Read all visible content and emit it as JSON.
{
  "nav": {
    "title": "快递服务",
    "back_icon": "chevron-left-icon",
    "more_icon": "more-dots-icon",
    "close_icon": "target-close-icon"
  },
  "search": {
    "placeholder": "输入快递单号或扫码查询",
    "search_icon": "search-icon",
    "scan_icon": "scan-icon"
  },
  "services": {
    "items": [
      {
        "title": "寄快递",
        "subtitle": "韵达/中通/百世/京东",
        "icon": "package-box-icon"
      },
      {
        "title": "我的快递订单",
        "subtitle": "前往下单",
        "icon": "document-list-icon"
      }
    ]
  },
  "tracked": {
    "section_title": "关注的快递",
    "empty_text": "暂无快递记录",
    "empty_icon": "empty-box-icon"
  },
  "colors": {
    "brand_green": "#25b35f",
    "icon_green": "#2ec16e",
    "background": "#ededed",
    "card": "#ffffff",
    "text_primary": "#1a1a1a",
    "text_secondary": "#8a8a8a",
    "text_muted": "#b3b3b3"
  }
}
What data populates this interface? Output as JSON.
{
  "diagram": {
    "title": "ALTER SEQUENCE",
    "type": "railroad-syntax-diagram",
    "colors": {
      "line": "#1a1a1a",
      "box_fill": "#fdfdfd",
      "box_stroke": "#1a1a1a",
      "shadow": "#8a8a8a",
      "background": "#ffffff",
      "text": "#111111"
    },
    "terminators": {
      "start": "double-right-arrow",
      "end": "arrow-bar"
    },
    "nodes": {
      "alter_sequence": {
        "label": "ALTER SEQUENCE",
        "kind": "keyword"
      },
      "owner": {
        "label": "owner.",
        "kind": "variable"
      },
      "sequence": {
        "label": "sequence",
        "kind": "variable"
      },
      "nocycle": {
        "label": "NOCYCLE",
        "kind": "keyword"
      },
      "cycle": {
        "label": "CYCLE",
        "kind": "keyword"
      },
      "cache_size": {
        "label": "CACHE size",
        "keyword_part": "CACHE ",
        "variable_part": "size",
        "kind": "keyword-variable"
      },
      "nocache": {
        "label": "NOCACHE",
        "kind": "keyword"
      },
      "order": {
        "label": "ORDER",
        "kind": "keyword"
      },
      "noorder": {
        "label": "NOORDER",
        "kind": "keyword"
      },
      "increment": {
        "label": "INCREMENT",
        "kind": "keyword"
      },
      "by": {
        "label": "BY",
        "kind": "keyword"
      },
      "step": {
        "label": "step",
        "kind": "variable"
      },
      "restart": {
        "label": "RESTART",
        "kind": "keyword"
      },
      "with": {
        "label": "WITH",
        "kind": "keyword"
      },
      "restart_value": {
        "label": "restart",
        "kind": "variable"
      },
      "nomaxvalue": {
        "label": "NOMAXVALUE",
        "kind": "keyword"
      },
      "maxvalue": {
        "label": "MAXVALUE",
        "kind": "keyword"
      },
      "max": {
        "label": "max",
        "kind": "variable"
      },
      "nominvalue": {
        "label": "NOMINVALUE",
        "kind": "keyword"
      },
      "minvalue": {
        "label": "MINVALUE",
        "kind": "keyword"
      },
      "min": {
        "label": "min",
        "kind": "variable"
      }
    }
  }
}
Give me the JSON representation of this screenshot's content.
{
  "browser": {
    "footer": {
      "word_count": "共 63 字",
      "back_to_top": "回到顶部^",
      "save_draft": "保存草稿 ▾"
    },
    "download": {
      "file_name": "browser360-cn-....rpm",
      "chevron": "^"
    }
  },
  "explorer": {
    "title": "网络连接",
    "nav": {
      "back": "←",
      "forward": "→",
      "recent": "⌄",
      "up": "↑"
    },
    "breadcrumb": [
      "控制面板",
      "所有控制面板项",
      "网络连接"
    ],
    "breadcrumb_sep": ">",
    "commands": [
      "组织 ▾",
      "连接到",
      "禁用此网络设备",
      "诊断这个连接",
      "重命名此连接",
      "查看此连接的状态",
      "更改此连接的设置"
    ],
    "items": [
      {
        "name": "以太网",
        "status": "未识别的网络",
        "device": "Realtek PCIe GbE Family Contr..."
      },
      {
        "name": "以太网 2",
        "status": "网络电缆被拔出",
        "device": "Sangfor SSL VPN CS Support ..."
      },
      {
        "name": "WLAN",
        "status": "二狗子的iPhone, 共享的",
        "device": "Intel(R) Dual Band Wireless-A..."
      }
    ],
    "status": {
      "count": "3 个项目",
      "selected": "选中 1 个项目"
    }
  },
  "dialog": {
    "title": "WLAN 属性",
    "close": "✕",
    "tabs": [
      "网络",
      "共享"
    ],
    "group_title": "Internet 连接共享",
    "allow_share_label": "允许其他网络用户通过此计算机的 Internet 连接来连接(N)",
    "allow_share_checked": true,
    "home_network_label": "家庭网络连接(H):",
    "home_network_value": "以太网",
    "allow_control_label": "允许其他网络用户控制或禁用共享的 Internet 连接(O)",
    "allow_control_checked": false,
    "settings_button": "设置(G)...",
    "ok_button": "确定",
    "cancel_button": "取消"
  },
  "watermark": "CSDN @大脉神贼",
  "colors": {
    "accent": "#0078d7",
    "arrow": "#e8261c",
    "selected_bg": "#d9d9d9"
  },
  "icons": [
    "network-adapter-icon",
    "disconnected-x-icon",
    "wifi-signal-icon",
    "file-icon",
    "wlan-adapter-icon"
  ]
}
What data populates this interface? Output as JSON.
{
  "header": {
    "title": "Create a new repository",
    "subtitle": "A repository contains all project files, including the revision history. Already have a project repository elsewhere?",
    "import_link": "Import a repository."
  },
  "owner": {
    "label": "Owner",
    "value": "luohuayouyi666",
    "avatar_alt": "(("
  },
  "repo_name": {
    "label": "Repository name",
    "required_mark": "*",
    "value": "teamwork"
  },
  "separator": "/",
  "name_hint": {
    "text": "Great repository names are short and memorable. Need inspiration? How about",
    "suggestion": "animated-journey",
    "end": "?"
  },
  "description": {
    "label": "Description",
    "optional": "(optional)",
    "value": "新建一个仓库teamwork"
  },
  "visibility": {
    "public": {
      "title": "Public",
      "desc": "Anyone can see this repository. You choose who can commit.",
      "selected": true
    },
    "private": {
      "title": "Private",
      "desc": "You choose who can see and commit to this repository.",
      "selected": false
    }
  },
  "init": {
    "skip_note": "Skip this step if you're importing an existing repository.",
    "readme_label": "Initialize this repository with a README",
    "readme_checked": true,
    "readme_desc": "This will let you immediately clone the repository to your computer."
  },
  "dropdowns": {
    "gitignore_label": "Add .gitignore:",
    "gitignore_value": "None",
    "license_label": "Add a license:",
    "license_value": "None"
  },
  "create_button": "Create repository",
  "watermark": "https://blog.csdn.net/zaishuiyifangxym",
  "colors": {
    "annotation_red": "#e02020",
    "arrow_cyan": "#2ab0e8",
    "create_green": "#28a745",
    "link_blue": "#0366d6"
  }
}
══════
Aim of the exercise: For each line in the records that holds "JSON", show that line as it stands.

Written solution:
Read all visible content and emit it as JSON.
What data populates this interface? Output as JSON.
Give me the JSON representation of this screenshot's content.
What data populates this interface? Output as JSON.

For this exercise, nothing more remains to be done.